#### MATERIAL PROVIDED ####
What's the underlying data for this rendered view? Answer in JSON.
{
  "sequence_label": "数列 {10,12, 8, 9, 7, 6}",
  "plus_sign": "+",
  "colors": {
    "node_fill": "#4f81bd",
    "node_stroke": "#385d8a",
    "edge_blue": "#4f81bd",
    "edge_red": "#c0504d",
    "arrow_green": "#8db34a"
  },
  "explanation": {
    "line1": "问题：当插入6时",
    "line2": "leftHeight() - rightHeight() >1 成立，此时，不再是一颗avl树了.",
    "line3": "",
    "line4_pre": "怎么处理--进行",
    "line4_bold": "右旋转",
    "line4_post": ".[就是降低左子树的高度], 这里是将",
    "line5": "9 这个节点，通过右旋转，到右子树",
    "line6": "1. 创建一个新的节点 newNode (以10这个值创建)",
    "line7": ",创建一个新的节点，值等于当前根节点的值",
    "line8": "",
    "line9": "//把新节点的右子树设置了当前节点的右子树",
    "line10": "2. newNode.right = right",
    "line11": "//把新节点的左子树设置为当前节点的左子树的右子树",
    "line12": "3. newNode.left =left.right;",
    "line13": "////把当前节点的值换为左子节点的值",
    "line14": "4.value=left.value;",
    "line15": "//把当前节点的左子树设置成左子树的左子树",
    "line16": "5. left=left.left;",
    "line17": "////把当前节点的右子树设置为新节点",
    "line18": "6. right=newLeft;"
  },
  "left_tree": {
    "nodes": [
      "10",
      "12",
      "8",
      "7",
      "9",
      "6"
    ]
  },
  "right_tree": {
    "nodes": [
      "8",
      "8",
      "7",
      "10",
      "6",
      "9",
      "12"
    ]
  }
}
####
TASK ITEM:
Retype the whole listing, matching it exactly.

EXPECTED ANSWER:
What's the underlying data for this rendered view? Answer in JSON.
{
  "sequence_label": "数列 {10,12, 8, 9, 7, 6}",
  "plus_sign": "+",
  "colors": {
    "node_fill": "#4f81bd",
    "node_stroke": "#385d8a",
    "edge_blue": "#4f81bd",
    "edge_red": "#c0504d",
    "arrow_green": "#8db34a"
  },
  "explanation": {
    "line1": "问题：当插入6时",
    "line2": "leftHeight() - rightHeight() >1 成立，此时，不再是一颗avl树了.",
    "line3": "",
    "line4_pre": "怎么处理--进行",
    "line4_bold": "右旋转",
    "line4_post": ".[就是降低左子树的高度], 这里是将",
    "line5": "9 这个节点，通过右旋转，到右子树",
    "line6": "1. 创建一个新的节点 newNode (以10这个值创建)",
    "line7": ",创建一个新的节点，值等于当前根节点的值",
    "line8": "",
    "line9": "//把新节点的右子树设置了当前节点的右子树",
    "line10": "2. newNode.right = right",
    "line11": "//把新节点的左子树设置为当前节点的左子树的右子树",
    "line12": "3. newNode.left =left.right;",
    "line13": "////把当前节点的值换为左子节点的值",
    "line14": "4.value=left.value;",
    "line15": "//把当前节点的左子树设置成左子树的左子树",
    "line16": "5. left=left.left;",
    "line17": "////把当前节点的右子树设置为新节点",
    "line18": "6. right=newLeft;"
  },
  "left_tree": {
    "nodes": [
      "10",
      "12",
      "8",
      "7",
      "9",
      "6"
    ]
  },
  "right_tree": {
    "nodes": [
      "8",
      "8",
      "7",
      "10",
      "6",
      "9",
      "12"
    ]
  }
}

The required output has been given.